START GIVEN RECORDS

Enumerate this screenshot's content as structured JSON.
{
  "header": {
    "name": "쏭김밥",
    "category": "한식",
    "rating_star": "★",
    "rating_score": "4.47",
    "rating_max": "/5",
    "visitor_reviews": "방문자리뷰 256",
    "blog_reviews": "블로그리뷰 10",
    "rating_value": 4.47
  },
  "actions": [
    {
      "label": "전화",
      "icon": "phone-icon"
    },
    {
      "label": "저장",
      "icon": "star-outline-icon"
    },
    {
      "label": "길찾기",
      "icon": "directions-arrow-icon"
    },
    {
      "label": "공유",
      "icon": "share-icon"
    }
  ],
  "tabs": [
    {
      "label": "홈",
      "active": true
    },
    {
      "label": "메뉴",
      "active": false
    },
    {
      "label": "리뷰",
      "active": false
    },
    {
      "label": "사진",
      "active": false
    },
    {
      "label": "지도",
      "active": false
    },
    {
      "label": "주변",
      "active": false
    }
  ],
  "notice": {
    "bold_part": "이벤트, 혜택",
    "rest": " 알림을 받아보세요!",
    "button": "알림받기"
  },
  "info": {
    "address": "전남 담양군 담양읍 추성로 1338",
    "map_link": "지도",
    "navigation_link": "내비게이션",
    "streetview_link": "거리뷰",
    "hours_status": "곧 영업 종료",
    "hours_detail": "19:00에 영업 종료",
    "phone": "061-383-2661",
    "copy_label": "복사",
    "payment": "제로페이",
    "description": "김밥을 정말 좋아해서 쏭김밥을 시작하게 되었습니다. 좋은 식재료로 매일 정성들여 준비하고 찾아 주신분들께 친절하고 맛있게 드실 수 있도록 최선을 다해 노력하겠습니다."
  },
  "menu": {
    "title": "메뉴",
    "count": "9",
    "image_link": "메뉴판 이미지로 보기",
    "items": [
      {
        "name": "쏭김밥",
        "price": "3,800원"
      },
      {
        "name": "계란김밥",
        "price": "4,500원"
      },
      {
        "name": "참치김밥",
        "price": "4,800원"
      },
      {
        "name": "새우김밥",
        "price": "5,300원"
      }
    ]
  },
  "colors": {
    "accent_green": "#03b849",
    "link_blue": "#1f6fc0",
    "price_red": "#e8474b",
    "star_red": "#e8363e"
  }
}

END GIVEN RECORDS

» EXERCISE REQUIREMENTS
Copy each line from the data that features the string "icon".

» EXERCISE SOLUTION
      "icon": "phone-icon"
      "icon": "star-outline-icon"
      "icon": "directions-arrow-icon"
      "icon": "share-icon"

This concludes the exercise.